All too often, we see politicians denying acts they themselves initiat- ed in front of thousands of witnesses. This is something that those who practice hate speech have perfected. It is the same with corruption scan- dals, where denial seems to be the only liAne of defense both in public and private sector.

It is only when governments, businesses and even people accept the limitations that beset them that good governance can be practiced. Admittance of fault always allows the problem to be identified and be solved. In fact, one who hides his faults is like a man who contracts a disease in the more shameful parts of his body and shuns making himself known to the physician; what he thinks is saving him (maintaining a good image in front of men), con- demns him when the disease eats away at him, killing him, along with his pride and false idea of integrity.

Confession is therefore an act of healing, and there are no shortage of examples to demonstrate this. One prominent example, which will be briefly considered in this article, is that of Apartheid South Africa. The theme of confession inspired the South African Truth and Reconciliation Commission, which saw amnesty applicants speak pub- licly in scouring detail about the atrocities they had committed.

While the confessions didn’t completely free South Africa from all racism, it really gave the whole world a sense of understanding about just how big a problem racism is. It demonstrated quite clearly that the deeds that people do under the drunkenness of racism indicates a regression to animality on the part of man. It helped inspire people businesses should commit them- selves to understanding the world around them better. In this regard, education is not only necessary, but also encouraged.

Businesses, for instance, should understand that politics affects them and should position themselves in a position to influence policy. Polycarp Igathe, the Managing Director Vivo Energy, once said: “Any businessman who pretends that politics is irrele- vant is lost; stay close to it so that you are warm and stay far from it so that you don’t get burnt.” Prudence proscribes fanaticism and wishful thinking. A good example of pru- dence in the Catholic Church is its reaction to the contentious issue of faith and reason.

Though the Church teaches that faith is above reason, it categorically iterates that “there can never be any real discrepancy between faith and reason since the same God who reveals mysteries and infuses faith has bestowed the light of reason on the human mind, God cannot deny himself nor can truth contradict truth.”

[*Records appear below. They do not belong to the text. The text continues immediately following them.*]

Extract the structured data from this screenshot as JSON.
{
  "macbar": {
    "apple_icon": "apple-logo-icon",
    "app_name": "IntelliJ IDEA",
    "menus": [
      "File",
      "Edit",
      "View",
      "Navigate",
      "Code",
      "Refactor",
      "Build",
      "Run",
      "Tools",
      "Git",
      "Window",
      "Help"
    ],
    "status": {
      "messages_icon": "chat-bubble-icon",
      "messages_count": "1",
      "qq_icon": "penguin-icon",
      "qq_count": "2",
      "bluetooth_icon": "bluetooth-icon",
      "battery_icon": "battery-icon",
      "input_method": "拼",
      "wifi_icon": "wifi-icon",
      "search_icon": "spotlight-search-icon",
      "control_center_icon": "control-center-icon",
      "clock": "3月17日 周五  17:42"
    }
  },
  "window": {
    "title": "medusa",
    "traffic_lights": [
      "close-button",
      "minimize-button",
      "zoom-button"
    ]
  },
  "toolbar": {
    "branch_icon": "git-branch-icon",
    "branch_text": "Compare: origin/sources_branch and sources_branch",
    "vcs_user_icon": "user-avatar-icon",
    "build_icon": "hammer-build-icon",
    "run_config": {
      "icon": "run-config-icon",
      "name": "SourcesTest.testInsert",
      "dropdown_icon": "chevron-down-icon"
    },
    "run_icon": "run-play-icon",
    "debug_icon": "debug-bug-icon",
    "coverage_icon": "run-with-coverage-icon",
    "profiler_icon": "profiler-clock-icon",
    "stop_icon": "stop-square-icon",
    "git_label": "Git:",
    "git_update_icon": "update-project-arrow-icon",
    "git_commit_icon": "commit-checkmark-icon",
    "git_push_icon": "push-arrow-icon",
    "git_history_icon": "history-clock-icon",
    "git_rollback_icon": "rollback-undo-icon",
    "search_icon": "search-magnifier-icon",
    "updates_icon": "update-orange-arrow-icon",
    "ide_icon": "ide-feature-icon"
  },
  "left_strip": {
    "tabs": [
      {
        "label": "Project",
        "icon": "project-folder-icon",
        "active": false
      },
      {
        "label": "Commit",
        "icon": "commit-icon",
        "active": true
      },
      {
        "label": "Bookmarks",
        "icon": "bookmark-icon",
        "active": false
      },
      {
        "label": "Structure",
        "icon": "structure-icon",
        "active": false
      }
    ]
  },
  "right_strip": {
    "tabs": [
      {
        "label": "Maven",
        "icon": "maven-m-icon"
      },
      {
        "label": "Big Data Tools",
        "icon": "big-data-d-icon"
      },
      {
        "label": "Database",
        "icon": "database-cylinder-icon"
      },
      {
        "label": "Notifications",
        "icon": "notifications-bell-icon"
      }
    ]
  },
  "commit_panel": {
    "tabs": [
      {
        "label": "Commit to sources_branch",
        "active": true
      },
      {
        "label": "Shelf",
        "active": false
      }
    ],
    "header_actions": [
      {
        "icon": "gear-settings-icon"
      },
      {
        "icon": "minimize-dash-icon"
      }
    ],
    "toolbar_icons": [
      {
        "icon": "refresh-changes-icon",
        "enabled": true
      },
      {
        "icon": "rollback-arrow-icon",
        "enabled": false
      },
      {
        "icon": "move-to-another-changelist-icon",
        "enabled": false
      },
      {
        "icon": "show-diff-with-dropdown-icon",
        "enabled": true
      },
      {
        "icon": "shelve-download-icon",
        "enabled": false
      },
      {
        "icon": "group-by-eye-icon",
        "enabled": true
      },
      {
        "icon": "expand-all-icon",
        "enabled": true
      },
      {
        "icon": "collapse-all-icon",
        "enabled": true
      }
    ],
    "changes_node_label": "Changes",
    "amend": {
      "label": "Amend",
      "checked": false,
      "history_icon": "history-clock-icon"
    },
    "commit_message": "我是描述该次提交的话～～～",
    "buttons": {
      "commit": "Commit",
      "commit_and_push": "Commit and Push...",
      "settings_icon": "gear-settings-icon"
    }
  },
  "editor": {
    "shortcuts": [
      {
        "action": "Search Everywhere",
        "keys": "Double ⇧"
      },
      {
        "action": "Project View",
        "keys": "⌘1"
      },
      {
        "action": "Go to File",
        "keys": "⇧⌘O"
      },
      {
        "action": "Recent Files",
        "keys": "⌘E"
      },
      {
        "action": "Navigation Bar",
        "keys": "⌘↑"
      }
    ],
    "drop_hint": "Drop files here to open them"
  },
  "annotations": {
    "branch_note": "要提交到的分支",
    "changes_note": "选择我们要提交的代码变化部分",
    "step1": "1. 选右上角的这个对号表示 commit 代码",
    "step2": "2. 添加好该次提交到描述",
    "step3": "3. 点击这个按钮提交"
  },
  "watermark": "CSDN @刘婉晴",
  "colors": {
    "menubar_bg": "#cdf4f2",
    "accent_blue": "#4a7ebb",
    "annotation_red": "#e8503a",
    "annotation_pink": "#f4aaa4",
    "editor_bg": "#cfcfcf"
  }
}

(Catechism of the Catholic Church, article 159). In keeping with this conviction, the Catholic Church is the largest non-governmental pro- vider of education worldwide.

This has allowed it to solidify the faith by responding to the funda- mental truth that faith always seeks understanding. It demonstrates pru- dence on the part of the Church.

Besides prudence, justice is also important. It means giving to your neighbor what is due. For instance, how many young people today work nine to five jobs and spend all the hours at work that belong to their employer on social media gossiping? This is contrary to justice as it amounts to theft. It also undermines good governance and engenders destructive habits such as gossiping

in society.



Fortitude, on the other hand, means constancy in pursuit of the good, even at the threat of enemies. Organizations need to be firm in their reform agendas, particularly in government where there are very few brave anticorruption czars. Fortitude makes a man fear neither death nor to be swayed by bribes in pursuit of his goals.

Finally, temperance is simply self-control, something that is in deficient doses in Kenyan organi- zations. Executives and politicians often want pay hike after pay hike. Some businesses also want to grow too big too fast, tempting them to manipulate accounts. This does not support stability. In conclusion, there is much that Pope Francis’ visit can teach us, particularly businesses and government.

It offers vital lessons for gover- nance and stability and challenges us to rethink the models upon which we have built our organizations.

By Lennox Yieke, Editor Business Monthly. Twitter: @lyieke